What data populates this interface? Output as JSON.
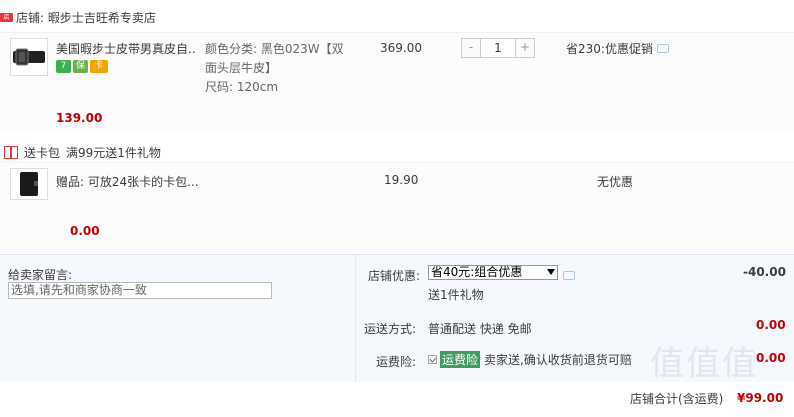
{
  "shop": {
    "label": "店铺: 暇步士吉旺希专卖店"
  },
  "item": {
    "title": "美国暇步士皮带男真皮自...",
    "badges": [
      "7",
      "保",
      "卡"
    ],
    "sku_color": "颜色分类: 黑色023W【双面头层牛皮】",
    "sku_size": "尺码: 120cm",
    "unit_price": "369.00",
    "quantity": "1",
    "qty_minus": "-",
    "qty_plus": "+",
    "promo": "省230:优惠促销",
    "subtotal": "139.00"
  },
  "gift_section": {
    "title": "送卡包",
    "rule": "满99元送1件礼物"
  },
  "gift_item": {
    "title": "赠品: 可放24张卡的卡包...",
    "unit_price": "19.90",
    "promo": "无优惠",
    "subtotal": "0.00"
  },
  "order": {
    "message_label": "给卖家留言:",
    "message_placeholder": "选填,请先和商家协商一致",
    "shop_discount_label": "店铺优惠:",
    "shop_discount_option": "省40元:组合优惠",
    "shop_discount_amount": "-40.00",
    "shop_discount_gift": "送1件礼物",
    "shipping_label": "运送方式:",
    "shipping_value": "普通配送 快递 免邮",
    "shipping_amount": "0.00",
    "insurance_label": "运费险:",
    "insurance_tag": "运费险",
    "insurance_text": "卖家送,确认收货前退货可赔",
    "insurance_amount": "0.00",
    "total_label": "店铺合计(含运费)",
    "total_value": "¥99.00"
  },
  "watermark": "值值值"
}
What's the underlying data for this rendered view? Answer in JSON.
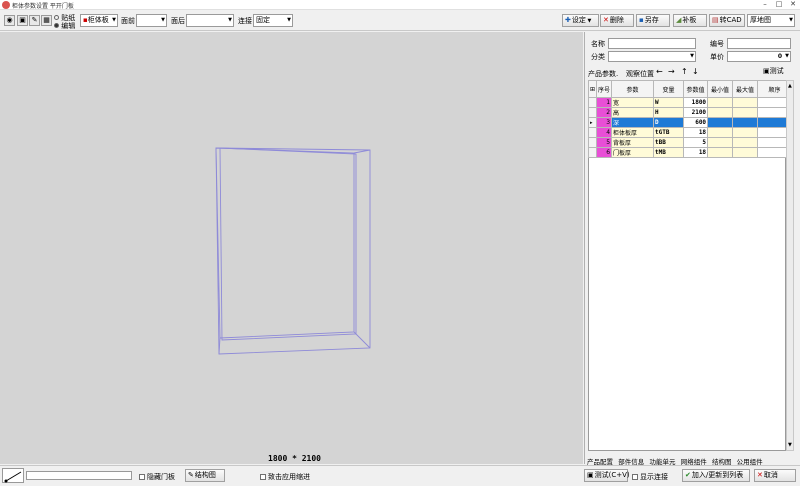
{
  "window": {
    "title": "柜体参数设置 平开门板"
  },
  "toolbar": {
    "radio_labels": [
      "贴纸",
      "编辑"
    ],
    "board_select": "柜体板",
    "front_label": "面前",
    "front_value": "",
    "back_label": "面后",
    "back_value": "",
    "connect_label": "连接",
    "connect_value": "固定",
    "settings_label": "设定",
    "delete_label": "删除",
    "save_as_label": "另存",
    "patch_label": "补板",
    "to_cad_label": "转CAD",
    "view_select": "厚地图"
  },
  "viewport": {
    "dimensions_text": "1800 * 2100"
  },
  "panel": {
    "name_label": "名称",
    "code_label": "编号",
    "category_label": "分类",
    "unit_label": "单价",
    "unit_value": "0",
    "params_label": "产品参数.",
    "observe_label": "观察位置",
    "test_label": "测试",
    "grid": {
      "headers": [
        "序号",
        "参数",
        "变量",
        "参数值",
        "最小值",
        "最大值",
        "顺序"
      ],
      "rows": [
        [
          "1",
          "宽",
          "W",
          "1800",
          "",
          "",
          ""
        ],
        [
          "2",
          "高",
          "H",
          "2100",
          "",
          "",
          ""
        ],
        [
          "3",
          "深",
          "D",
          "600",
          "",
          "",
          ""
        ],
        [
          "4",
          "柜体板厚",
          "tGTB",
          "18",
          "",
          "",
          ""
        ],
        [
          "5",
          "背板厚",
          "tBB",
          "5",
          "",
          "",
          ""
        ],
        [
          "6",
          "门板厚",
          "tMB",
          "18",
          "",
          "",
          ""
        ]
      ],
      "selected_index": 2
    },
    "tabs": [
      "产品配置",
      "部件信息",
      "功能单元",
      "网络组件",
      "结构图",
      "公用组件"
    ]
  },
  "statusbar": {
    "hide_door_label": "隐藏门板",
    "structure_label": "结构图",
    "apply_shrink_label": "致击应用缩进",
    "test_cv_label": "测试(C+V)",
    "show_connect_label": "显示连接",
    "add_update_label": "加入/更新到列表",
    "cancel_label": "取消"
  }
}
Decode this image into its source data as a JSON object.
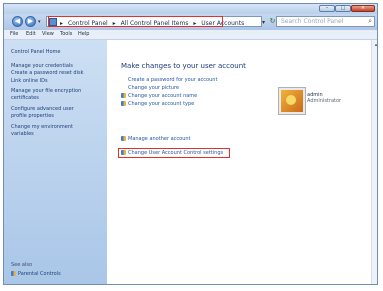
{
  "window": {
    "min_symbol": "–",
    "max_symbol": "□",
    "close_symbol": "×"
  },
  "nav": {
    "back_symbol": "◀",
    "forward_symbol": "▶",
    "recent_symbol": "▾",
    "breadcrumbs": [
      "Control Panel",
      "All Control Panel Items",
      "User Accounts"
    ],
    "separator": "▸",
    "address_dropdown_symbol": "▾",
    "refresh_symbol": "↻",
    "search_placeholder": "Search Control Panel",
    "search_symbol": "⌕"
  },
  "menu": [
    "File",
    "Edit",
    "View",
    "Tools",
    "Help"
  ],
  "sidebar": {
    "links": [
      "Control Panel Home",
      "Manage your credentials",
      "Create a password reset disk",
      "Link online IDs",
      "Manage your file encryption",
      "certificates",
      "Configure advanced user",
      "profile properties",
      "Change my environment",
      "variables"
    ],
    "see_also": "See also",
    "parental": "Parental Controls"
  },
  "main": {
    "heading": "Make changes to your user account",
    "tasks": [
      {
        "label": "Create a password for your account",
        "icon": "none"
      },
      {
        "label": "Change your picture",
        "icon": "none"
      },
      {
        "label": "Change your account name",
        "icon": "shield"
      },
      {
        "label": "Change your account type",
        "icon": "shield"
      }
    ],
    "tasks2": [
      {
        "label": "Manage another account",
        "icon": "shield"
      },
      {
        "label": "Change User Account Control settings",
        "icon": "shield"
      }
    ],
    "user": {
      "name": "admin",
      "role": "Administrator"
    }
  },
  "scroll_up_symbol": "▴"
}
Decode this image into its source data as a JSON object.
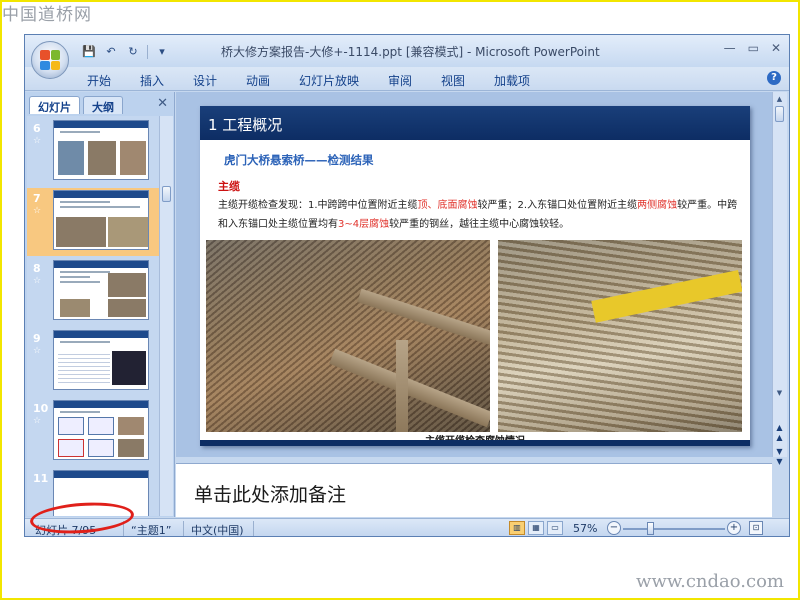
{
  "watermark": {
    "top": "中国道桥网",
    "bottom": "www.cndao.com"
  },
  "window": {
    "title": "桥大修方案报告-大修+-1114.ppt [兼容模式] - Microsoft PowerPoint",
    "controls": {
      "minimize": "—",
      "restore": "▭",
      "close": "✕"
    }
  },
  "quick_access": {
    "save_icon": "💾",
    "undo_icon": "↶",
    "redo_icon": "↻",
    "customize_icon": "▾"
  },
  "ribbon": {
    "tabs": [
      "开始",
      "插入",
      "设计",
      "动画",
      "幻灯片放映",
      "审阅",
      "视图",
      "加载项"
    ],
    "help_icon": "?"
  },
  "left_panel": {
    "tabs": [
      "幻灯片",
      "大纲"
    ],
    "close_icon": "✕",
    "slides": [
      {
        "number": "6"
      },
      {
        "number": "7",
        "selected": true
      },
      {
        "number": "8"
      },
      {
        "number": "9"
      },
      {
        "number": "10"
      },
      {
        "number": "11"
      }
    ],
    "star": "☆"
  },
  "slide": {
    "title": "1  工程概况",
    "subtitle": "虎门大桥悬索桥——检测结果",
    "heading": "主缆",
    "body": {
      "p1": "主缆开缆检查发现：1.中跨跨中位置附近主缆",
      "r1": "顶、底面腐蚀",
      "p2": "较严重；2.入东锚口处位置附近主缆",
      "r2": "两侧腐蚀",
      "p3": "较严重。中跨和入东锚口处主缆位置均有",
      "r3": "3~4层腐蚀",
      "p4": "较严重的钢丝，越往主缆中心腐蚀较轻。"
    },
    "caption": "主缆开缆检查腐蚀情况"
  },
  "notes": {
    "placeholder": "单击此处添加备注"
  },
  "statusbar": {
    "slide_count": "幻灯片 7/95",
    "theme": "“主题1”",
    "language": "中文(中国)",
    "zoom": "57%",
    "zoom_minus": "−",
    "zoom_plus": "+"
  },
  "colors": {
    "slide_header": "#0d2d64",
    "highlight_red": "#e0322b",
    "annotation_ellipse": "#e0201a"
  }
}
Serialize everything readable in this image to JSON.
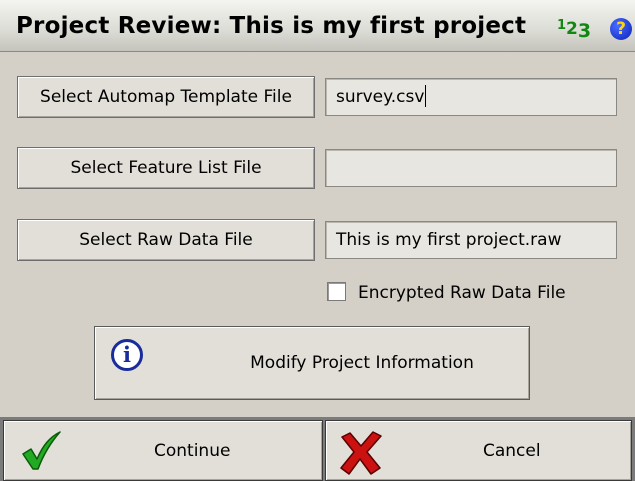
{
  "window": {
    "title": "Project Review: This is my first project",
    "input_mode": {
      "d1": "1",
      "d2": "2",
      "d3": "3"
    },
    "help_icon": "help-icon",
    "help_glyph": "?"
  },
  "files": {
    "automap_button": "Select Automap Template File",
    "automap_value": "survey.csv",
    "feature_button": "Select Feature List File",
    "feature_value": "",
    "rawdata_button": "Select Raw Data File",
    "rawdata_value": "This is my first project.raw"
  },
  "encrypted": {
    "label": "Encrypted Raw Data File",
    "checked": false
  },
  "modify": {
    "label": "Modify Project Information",
    "icon": "info-icon",
    "glyph": "i"
  },
  "actions": {
    "continue": "Continue",
    "continue_icon": "checkmark-icon",
    "cancel": "Cancel",
    "cancel_icon": "x-icon"
  },
  "colors": {
    "background": "#d4d0c8",
    "check_green": "#22aa22",
    "cancel_red": "#cc1111",
    "info_blue": "#1a2c9c"
  }
}
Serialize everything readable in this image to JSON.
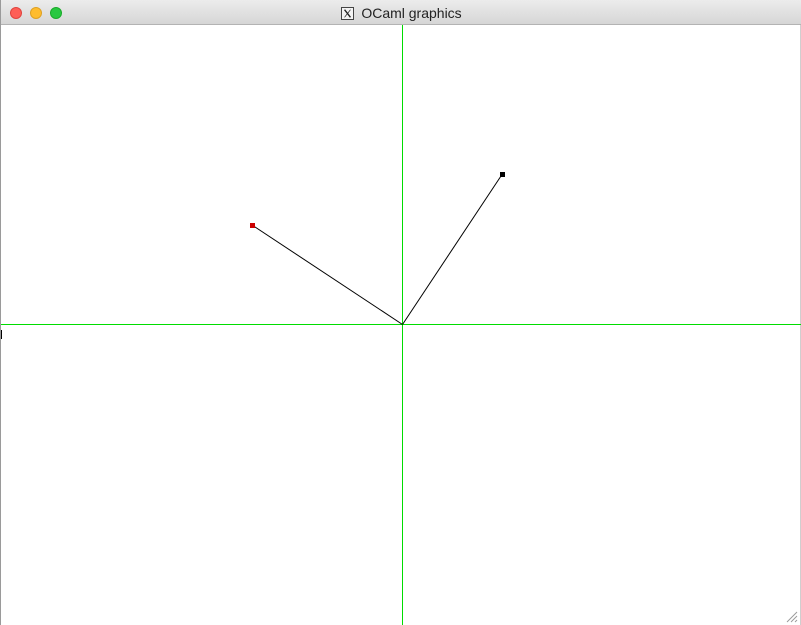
{
  "window": {
    "title": "OCaml graphics",
    "title_icon": "x11-icon"
  },
  "traffic_lights": {
    "close": "#fe5f57",
    "minimize": "#febc2e",
    "maximize": "#28c840"
  },
  "colors": {
    "axes": "#00dd00",
    "line": "#000000",
    "red_point": "#cc0000",
    "black_point": "#000000",
    "background": "#ffffff"
  }
}
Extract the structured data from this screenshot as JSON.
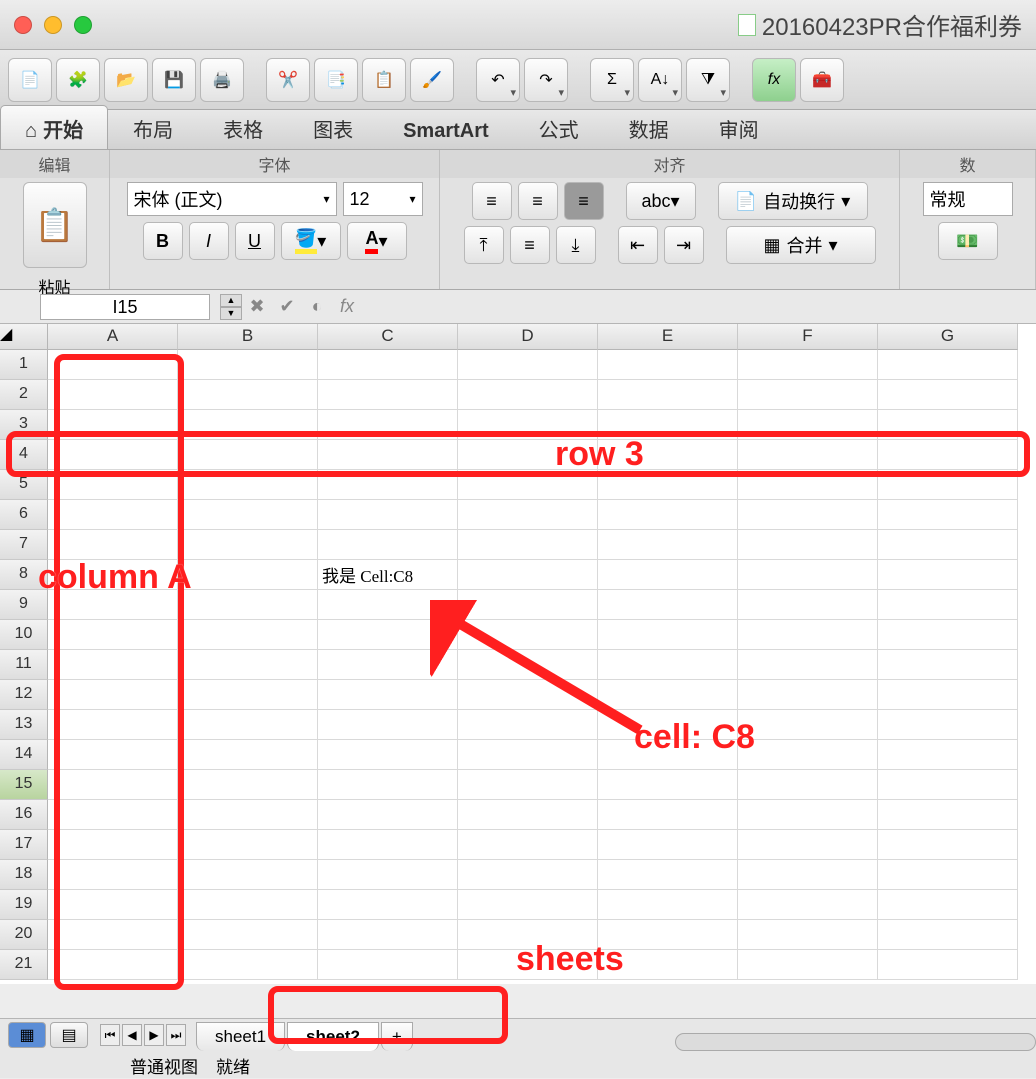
{
  "window": {
    "title": "20160423PR合作福利券"
  },
  "toolbar_icons": [
    "new-doc",
    "workbook",
    "open",
    "save",
    "print",
    "cut",
    "copy",
    "paste",
    "format-painter",
    "undo",
    "redo",
    "autosum",
    "sort",
    "filter",
    "fx",
    "toolbox"
  ],
  "ribbon_tabs": [
    "开始",
    "布局",
    "表格",
    "图表",
    "SmartArt",
    "公式",
    "数据",
    "审阅"
  ],
  "ribbon": {
    "edit_group": "编辑",
    "paste": "粘贴",
    "font_group": "字体",
    "font_name": "宋体 (正文)",
    "font_size": "12",
    "bold": "B",
    "italic": "I",
    "underline": "U",
    "align_group": "对齐",
    "abc": "abc",
    "wrap": "自动换行",
    "merge": "合并",
    "number_group": "数",
    "number_format": "常规"
  },
  "name_box": "I15",
  "fx_label": "fx",
  "grid": {
    "columns": [
      "A",
      "B",
      "C",
      "D",
      "E",
      "F",
      "G"
    ],
    "rows": [
      "1",
      "2",
      "3",
      "4",
      "5",
      "6",
      "7",
      "8",
      "9",
      "10",
      "11",
      "12",
      "13",
      "14",
      "15",
      "16",
      "17",
      "18",
      "19",
      "20",
      "21"
    ],
    "selected_row_header": "15",
    "cell_C8": "我是 Cell:C8"
  },
  "sheets": {
    "tab1": "sheet1",
    "tab2": "sheet2"
  },
  "status": {
    "view_label": "普通视图",
    "ready": "就绪"
  },
  "annotations": {
    "row3": "row 3",
    "colA": "column A",
    "cellC8": "cell: C8",
    "sheets": "sheets"
  },
  "chart_data": null
}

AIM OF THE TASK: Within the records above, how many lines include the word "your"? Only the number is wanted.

RESPONSE BOX: 7